_About this exercise_
Wherever the word "Build" appears in a line of the records, copy that line.
··· Provided records ···
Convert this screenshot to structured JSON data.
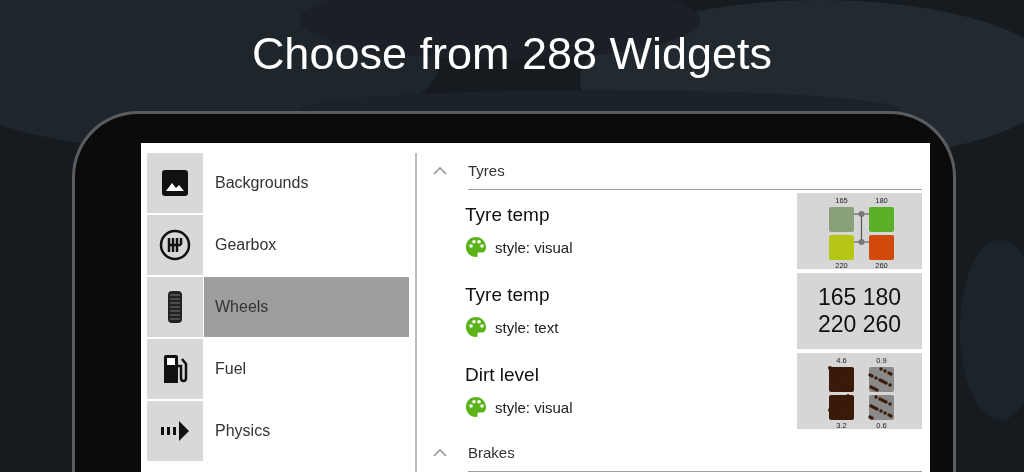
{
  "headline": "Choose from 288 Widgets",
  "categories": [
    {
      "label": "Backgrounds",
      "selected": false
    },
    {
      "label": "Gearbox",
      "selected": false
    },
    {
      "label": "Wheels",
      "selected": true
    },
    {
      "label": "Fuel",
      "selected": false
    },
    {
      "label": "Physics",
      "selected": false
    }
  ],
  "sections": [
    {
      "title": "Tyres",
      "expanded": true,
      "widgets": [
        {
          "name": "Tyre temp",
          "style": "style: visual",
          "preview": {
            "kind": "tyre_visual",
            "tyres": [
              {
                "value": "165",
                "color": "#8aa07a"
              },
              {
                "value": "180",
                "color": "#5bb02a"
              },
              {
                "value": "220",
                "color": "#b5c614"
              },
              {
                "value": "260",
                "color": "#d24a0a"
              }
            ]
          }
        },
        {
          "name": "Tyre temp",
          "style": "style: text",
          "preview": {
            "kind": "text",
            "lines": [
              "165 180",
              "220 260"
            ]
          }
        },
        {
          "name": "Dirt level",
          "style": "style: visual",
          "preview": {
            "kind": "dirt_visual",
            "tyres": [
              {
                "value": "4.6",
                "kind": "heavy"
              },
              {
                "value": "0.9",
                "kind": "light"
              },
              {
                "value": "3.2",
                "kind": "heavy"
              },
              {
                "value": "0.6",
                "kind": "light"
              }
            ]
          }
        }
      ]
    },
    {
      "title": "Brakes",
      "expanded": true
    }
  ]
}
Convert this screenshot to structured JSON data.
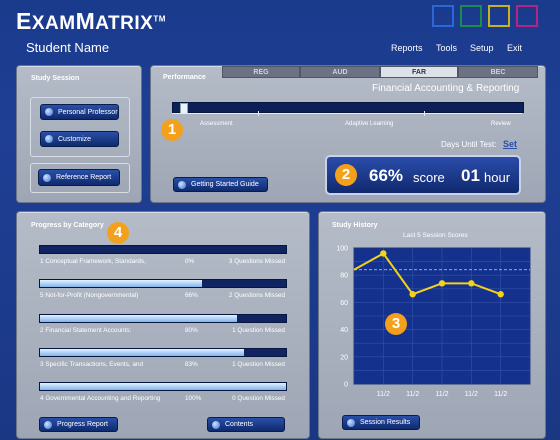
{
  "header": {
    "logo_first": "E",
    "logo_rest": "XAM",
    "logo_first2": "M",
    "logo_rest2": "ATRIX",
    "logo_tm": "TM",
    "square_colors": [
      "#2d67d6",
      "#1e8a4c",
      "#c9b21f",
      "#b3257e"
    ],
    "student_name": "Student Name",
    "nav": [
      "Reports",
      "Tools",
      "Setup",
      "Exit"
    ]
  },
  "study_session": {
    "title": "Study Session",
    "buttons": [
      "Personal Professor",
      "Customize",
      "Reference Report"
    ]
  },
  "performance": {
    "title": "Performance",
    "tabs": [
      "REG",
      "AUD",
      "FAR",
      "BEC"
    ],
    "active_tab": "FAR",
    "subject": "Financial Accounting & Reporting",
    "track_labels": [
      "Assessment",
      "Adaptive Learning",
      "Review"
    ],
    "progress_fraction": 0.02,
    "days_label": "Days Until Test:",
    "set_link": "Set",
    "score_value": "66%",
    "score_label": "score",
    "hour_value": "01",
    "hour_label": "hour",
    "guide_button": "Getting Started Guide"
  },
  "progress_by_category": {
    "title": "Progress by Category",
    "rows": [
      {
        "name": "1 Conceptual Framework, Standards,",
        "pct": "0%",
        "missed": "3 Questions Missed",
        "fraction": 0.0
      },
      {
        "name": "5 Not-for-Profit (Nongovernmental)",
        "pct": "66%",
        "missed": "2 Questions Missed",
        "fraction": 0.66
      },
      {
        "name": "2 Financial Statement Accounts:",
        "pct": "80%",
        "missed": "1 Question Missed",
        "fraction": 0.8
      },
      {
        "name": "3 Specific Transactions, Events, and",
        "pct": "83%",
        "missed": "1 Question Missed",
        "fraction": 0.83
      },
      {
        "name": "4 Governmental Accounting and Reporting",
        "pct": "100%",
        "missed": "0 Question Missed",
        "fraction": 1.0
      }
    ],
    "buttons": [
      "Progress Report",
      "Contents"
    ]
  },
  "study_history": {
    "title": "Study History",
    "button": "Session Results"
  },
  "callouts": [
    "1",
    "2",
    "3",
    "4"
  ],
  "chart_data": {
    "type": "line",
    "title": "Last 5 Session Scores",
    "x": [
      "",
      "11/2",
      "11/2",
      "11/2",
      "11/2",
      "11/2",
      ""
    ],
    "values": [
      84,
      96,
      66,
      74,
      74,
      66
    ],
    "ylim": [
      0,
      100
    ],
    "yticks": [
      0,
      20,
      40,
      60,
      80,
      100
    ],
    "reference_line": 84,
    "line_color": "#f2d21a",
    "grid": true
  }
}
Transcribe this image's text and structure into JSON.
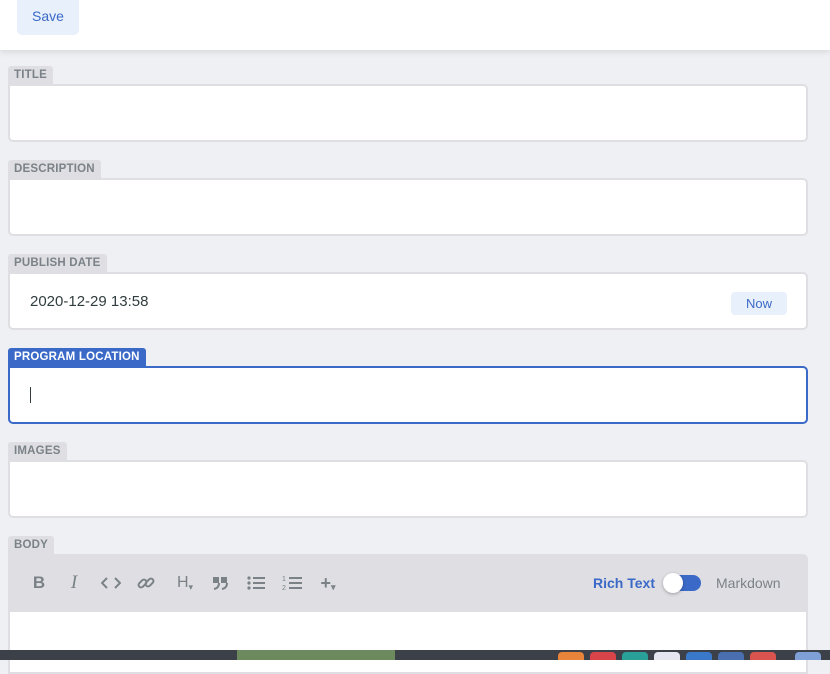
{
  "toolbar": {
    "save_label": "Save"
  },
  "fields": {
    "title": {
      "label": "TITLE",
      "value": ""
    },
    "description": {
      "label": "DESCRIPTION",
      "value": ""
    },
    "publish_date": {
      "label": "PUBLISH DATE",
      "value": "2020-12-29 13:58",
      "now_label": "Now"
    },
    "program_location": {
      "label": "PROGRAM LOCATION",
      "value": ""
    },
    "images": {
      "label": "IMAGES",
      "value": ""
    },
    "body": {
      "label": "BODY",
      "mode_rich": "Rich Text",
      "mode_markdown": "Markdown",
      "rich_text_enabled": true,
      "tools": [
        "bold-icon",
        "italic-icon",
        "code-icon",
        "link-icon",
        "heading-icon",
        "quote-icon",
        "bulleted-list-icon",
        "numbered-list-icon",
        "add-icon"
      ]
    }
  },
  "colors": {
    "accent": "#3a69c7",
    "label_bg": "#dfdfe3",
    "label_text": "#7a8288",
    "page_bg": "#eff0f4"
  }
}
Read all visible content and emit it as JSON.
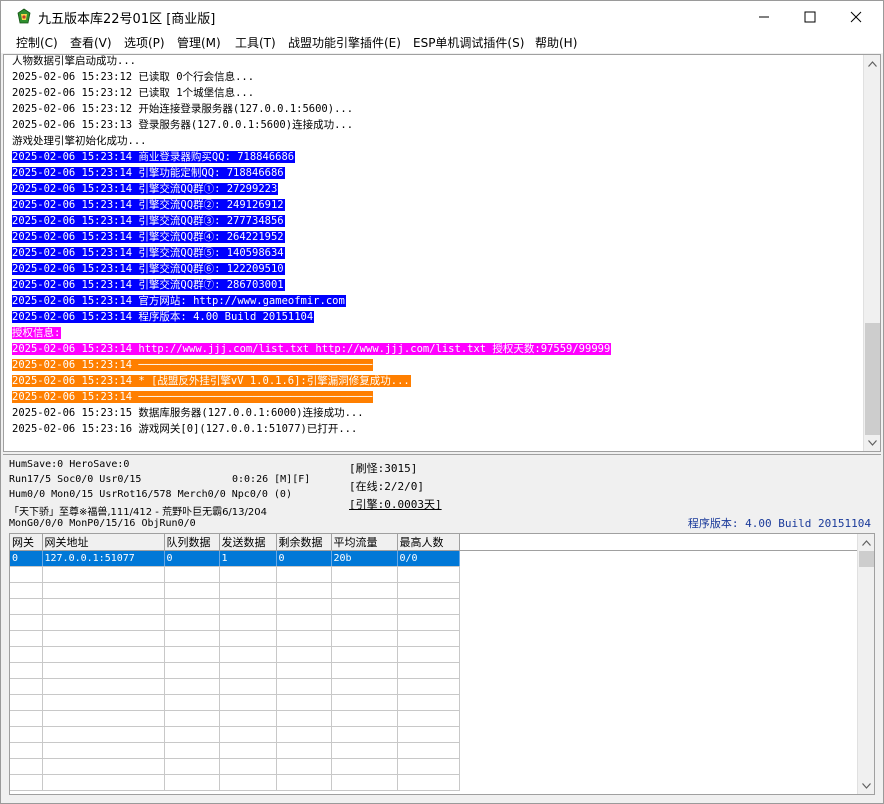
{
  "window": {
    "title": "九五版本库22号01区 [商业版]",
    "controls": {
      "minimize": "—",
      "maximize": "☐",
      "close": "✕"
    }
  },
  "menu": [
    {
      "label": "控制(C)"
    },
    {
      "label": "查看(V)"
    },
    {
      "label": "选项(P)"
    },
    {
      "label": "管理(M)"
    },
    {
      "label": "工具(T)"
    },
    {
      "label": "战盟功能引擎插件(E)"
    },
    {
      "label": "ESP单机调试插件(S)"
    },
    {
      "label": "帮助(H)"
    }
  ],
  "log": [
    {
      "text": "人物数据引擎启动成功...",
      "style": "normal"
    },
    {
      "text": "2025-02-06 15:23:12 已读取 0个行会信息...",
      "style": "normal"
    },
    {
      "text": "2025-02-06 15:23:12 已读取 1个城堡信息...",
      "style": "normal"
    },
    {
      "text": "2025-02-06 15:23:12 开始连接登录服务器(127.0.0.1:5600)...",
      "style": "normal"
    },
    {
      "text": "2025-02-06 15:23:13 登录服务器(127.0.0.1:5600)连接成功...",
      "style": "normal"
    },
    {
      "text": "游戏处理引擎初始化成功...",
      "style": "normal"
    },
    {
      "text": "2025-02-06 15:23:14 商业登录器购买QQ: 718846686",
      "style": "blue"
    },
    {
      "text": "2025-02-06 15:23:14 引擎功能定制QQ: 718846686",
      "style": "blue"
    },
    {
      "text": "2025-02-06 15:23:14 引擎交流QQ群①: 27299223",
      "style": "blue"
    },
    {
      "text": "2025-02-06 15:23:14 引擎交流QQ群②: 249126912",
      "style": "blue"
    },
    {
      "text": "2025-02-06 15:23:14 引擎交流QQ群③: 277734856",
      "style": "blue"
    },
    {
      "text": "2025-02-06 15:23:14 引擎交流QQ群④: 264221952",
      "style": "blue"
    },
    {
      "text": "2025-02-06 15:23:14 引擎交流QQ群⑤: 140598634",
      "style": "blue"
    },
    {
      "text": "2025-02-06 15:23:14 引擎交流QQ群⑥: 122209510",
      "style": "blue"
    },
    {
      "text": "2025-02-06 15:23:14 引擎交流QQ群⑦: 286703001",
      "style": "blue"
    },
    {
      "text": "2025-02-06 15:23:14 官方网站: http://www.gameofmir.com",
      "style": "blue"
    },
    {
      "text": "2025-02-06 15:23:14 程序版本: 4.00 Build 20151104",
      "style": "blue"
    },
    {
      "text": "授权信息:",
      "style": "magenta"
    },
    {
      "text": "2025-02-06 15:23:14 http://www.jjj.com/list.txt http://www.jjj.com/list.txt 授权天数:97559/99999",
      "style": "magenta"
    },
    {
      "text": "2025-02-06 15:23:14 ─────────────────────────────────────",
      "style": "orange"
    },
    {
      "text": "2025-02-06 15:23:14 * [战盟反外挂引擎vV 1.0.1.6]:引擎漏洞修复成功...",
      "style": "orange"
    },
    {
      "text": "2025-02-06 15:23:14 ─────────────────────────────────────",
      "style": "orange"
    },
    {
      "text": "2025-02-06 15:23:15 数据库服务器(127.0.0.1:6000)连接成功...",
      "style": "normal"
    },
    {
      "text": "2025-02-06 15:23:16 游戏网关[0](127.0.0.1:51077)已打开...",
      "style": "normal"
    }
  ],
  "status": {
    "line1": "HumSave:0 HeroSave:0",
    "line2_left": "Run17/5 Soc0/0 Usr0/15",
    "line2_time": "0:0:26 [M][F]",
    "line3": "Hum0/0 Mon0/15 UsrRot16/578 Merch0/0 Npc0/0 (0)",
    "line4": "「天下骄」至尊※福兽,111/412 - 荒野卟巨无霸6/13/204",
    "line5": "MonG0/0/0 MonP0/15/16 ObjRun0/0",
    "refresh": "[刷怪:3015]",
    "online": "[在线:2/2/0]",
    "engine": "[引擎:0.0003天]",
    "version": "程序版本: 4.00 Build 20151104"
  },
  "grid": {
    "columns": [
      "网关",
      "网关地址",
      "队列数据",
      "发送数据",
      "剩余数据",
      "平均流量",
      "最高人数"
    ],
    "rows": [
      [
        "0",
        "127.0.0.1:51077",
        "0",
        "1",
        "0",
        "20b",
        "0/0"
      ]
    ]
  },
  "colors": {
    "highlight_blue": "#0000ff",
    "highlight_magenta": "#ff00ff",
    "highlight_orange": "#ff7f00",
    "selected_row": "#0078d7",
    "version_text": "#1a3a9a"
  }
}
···
_Answer section_
      "text": "2025-02-06 15:23:14 程序版本: 4.00 Build 20151104",
    "version": "程序版本: 4.00 Build 20151104"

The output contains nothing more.